Friday, November 11, 2005


I have chosen to make Remembrance Day one of personal reflection.

My grandfather lied about his age at the outbreak of WWI, and signed up in the first contigent to ship overseas. He partipated in the first action the Canadians saw in the salient in Belgium. He was part of the group that held ground when the Germans unleashed their first gas attack. Injured in the attack, he was shipped off to England to convalesce. Sufficiently recovered, he returned to Belgium in time to fight in the Battle of Festubert. In this battle, he was bayonneted, and left for dead on the field.

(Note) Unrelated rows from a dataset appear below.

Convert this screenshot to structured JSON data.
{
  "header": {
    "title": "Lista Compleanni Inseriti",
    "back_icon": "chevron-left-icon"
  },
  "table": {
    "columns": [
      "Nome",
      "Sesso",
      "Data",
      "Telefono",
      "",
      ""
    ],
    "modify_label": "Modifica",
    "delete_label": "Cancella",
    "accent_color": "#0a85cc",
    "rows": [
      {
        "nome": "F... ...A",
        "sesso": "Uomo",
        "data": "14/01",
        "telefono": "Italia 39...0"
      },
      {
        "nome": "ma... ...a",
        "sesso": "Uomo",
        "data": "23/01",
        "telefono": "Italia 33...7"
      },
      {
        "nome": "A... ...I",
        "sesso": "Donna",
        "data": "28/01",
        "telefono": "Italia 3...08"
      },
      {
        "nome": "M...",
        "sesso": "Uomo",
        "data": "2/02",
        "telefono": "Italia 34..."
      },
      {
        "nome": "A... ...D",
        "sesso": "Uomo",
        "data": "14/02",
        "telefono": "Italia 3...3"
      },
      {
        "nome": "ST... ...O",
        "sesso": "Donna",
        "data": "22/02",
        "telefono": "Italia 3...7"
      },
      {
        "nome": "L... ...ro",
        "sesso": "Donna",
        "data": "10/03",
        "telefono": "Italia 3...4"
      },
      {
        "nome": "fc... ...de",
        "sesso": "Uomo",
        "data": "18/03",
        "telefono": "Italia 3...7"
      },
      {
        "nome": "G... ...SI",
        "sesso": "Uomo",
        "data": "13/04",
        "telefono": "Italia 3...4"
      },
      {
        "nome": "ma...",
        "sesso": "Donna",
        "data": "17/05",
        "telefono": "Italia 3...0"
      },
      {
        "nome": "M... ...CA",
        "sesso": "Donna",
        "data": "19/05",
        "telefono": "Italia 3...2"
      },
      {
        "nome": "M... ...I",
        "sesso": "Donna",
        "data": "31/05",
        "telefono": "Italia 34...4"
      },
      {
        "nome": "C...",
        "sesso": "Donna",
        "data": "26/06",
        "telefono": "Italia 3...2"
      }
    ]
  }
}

He lay in the mud among the dead for 3 days. Somehow he managed to cling to life, to the extent that he uttered a groan when the body collectors made their sweep. "Hey, this one's still alive..." And so ended his war career. He missed the heroic moments of his unit at Vimy (read Pierre Burton's book on it - it's excellent).

I remember that he could roll a cigarette in seconds with one hand. I remember the story of his green unit commander sticking his head up for a look over the side of the trench on his first night in the field, and taking a bullet between the eyes. I remember his stories of crawling through the trenches on his hands and knees in the mud, every once in a while his hand sinking down through the body of a dead German. I remember his story of the horror of the rats in the trenches. I remember the story of a scene in battle where German machine gun fire finally filled a ditch with enough bodies that Canadians could run across it.

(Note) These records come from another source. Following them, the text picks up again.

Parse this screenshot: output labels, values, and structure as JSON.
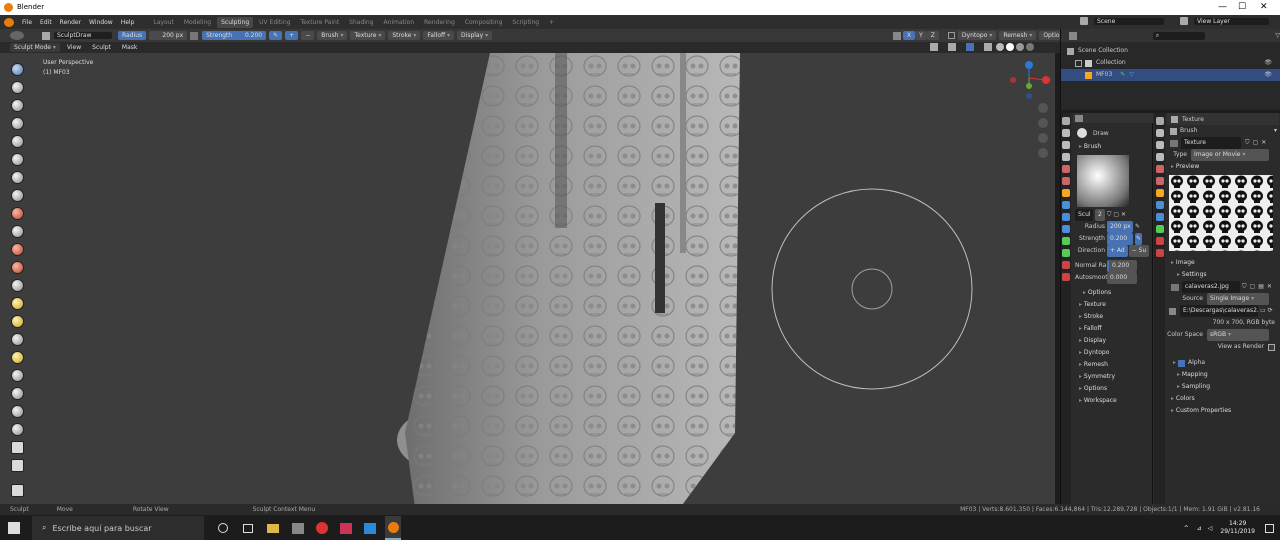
{
  "window": {
    "title": "Blender",
    "minimize": "—",
    "maximize": "☐",
    "close": "✕"
  },
  "menu": {
    "items": [
      "File",
      "Edit",
      "Render",
      "Window",
      "Help"
    ]
  },
  "workspaces": [
    "Layout",
    "Modeling",
    "Sculpting",
    "UV Editing",
    "Texture Paint",
    "Shading",
    "Animation",
    "Rendering",
    "Compositing",
    "Scripting"
  ],
  "active_workspace": "Sculpting",
  "scene": {
    "label": "Scene",
    "view_layer": "View Layer"
  },
  "tool_header": {
    "brush_name": "SculptDraw",
    "radius_label": "Radius",
    "radius_value": "200 px",
    "strength_label": "Strength",
    "strength_value": "0.200",
    "plus": "+",
    "minus": "−",
    "menus": [
      "Brush",
      "Texture",
      "Stroke",
      "Falloff",
      "Display"
    ],
    "xyz": [
      "X",
      "Y",
      "Z"
    ],
    "dyntopo": "Dyntopo",
    "remesh": "Remesh",
    "options": "Options"
  },
  "mode_header": {
    "mode": "Sculpt Mode",
    "items": [
      "View",
      "Sculpt",
      "Mask"
    ]
  },
  "viewport": {
    "perspective": "User Perspective",
    "object": "(1) MF03"
  },
  "gizmo": {
    "z": "Z",
    "y": "Y",
    "x": "X"
  },
  "outliner": {
    "root": "Scene Collection",
    "collection": "Collection",
    "object": "MF03"
  },
  "brush_panel": {
    "brush": "Draw",
    "section": "Brush",
    "name": "Scul",
    "users": "2",
    "radius_label": "Radius",
    "radius": "200 px",
    "strength_label": "Strength",
    "strength": "0.200",
    "direction_label": "Direction",
    "dir_add": "+ Ad",
    "dir_sub": "− Su",
    "normal_label": "Normal Ra...",
    "normal": "0.200",
    "autosmooth_label": "Autosmooth",
    "autosmooth": "0.000",
    "sections": [
      "Options",
      "Texture",
      "Stroke",
      "Falloff",
      "Display",
      "Dyntopo",
      "Remesh",
      "Symmetry",
      "Options",
      "Workspace"
    ]
  },
  "texture_panel": {
    "header": "Texture",
    "brush": "Brush",
    "texture_name": "Texture",
    "type_label": "Type",
    "type": "Image or Movie",
    "preview": "Preview",
    "image": "Image",
    "settings": "Settings",
    "image_name": "calaveras2.jpg",
    "source_label": "Source",
    "source": "Single Image",
    "filepath": "E:\\Descargas\\calaveras2.j...",
    "resolution": "700 x 700,  RGB byte",
    "color_space_label": "Color Space",
    "color_space": "sRGB",
    "view_as_render": "View as Render",
    "alpha": "Alpha",
    "mapping": "Mapping",
    "sampling": "Sampling",
    "colors": "Colors",
    "custom_props": "Custom Properties"
  },
  "status": {
    "sculpt": "Sculpt",
    "move": "Move",
    "rotate": "Rotate View",
    "context": "Sculpt Context Menu",
    "stats": "MF03 | Verts:8.601,350 | Faces:6.144,864 | Tris:12.289,728 | Objects:1/1 | Mem: 1.91 GiB | v2.81.16"
  },
  "taskbar": {
    "search": "Escribe aquí para buscar",
    "time": "14:29",
    "date": "29/11/2019"
  },
  "colors": {
    "accent": "#4772b3",
    "active_tab": "#474747",
    "bg": "#3d3d3d"
  }
}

Yes, I keep it personal, because it keeps the horror vividly meaningful. He suffered through the remainder of his life, both with the psychological shock to his system, and with his gas-ravaged lungs. His lung injuries finally took him at a too-young age. Fortunately, he lived long enough to raise a family.

So here I am, blogging this to you all on this sombre day. I visit his grave every once in a while. Sometimes when it's warm and sunny. Sometimes in winter. Not just on November 11th.

Each time I see the wicked dark hand of evil dominion of one over another at work in this world, I visit his grave in my imagination - to reflect on his strength in enduring that which he did, and the enormity of the gift he left in his legacy to me.

God bless him. God bless all the men and women everywhere who sacrificed for you and I. I do not forget.